"That it's all fixed. [laughs] There's more real movies, you know, yeah, that aren't movies based on products or franchises... It's hard to relate in any way to the industry, you know, and I end up sort of barely even calling myself a filmmaker when I think about that, that that is actually the industry I'm in." -- Miranda July, 'The Future'

"For us it was great working with this French company who were really bold, risk takers, and very decisive. They didn't spend a lot of time in committees trying to decide things -- like how to make our movie -- and they really supported us as artists. So I would say that if there's anything, it's that -- be bold, support the artists and make great movies." -- Laura Lau, 'Silent House'



"Hollywood has become very much focused on tentpole pictures and certain genre pictures, and there doesn't seem to be a lot of room for dramas or even any kind of other film. And often executives will read a script and love it, but it's a risk. They don't want to take that risk; they want to hedge their bets and play it safe because there's a lot of money at stake. There are too many chefs in the kitchen, and in order to make something unique we need to focus more on the singular vision." -- Chris Kentis, 'Silent House'
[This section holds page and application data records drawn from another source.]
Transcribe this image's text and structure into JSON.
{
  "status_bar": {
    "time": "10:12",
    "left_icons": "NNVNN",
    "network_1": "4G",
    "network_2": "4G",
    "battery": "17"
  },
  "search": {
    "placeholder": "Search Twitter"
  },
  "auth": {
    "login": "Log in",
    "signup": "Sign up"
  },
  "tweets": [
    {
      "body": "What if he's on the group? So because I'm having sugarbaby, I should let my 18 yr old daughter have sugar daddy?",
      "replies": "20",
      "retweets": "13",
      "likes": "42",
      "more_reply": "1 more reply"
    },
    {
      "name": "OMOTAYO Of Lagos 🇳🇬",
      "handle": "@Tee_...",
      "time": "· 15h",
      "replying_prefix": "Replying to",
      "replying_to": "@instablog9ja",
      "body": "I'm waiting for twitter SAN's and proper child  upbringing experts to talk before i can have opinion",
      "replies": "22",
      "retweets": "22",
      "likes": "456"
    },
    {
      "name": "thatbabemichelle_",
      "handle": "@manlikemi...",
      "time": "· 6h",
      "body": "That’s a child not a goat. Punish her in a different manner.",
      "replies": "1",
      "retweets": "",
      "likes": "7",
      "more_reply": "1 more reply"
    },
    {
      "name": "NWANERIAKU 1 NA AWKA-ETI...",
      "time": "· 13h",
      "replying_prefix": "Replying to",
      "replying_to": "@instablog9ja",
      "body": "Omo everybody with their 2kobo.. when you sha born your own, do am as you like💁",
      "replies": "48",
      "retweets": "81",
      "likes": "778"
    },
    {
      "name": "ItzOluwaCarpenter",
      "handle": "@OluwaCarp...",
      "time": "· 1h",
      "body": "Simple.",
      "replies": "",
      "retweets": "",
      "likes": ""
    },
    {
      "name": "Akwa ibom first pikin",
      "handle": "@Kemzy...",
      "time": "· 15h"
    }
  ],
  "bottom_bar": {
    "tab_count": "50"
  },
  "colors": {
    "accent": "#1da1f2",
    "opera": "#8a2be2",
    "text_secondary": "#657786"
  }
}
"Obviously a very complicated question ... I don't think there's anything to change necessarily, I think it's more of an evolution. I want the evolution and support of on-the-ground gorilla filmmaking to continue. I get a little cringy -- and I think the public does too -- when they see a movie that was made for $150 million because it's got name, name, name, name, and it just isn't good. I hope that sloppiness, and that carelessness, eventually evolves into the right trend of just saying you don't have to cast the entire thing with stars. I feel like we all feel that way -- even people within the studio system feel that way. But at the end of the day there's some weird business demon that comes, but I'm in support of ... performing an exorcism, yes! [laughs]" -- Lake Bell, 'Worst Enemy'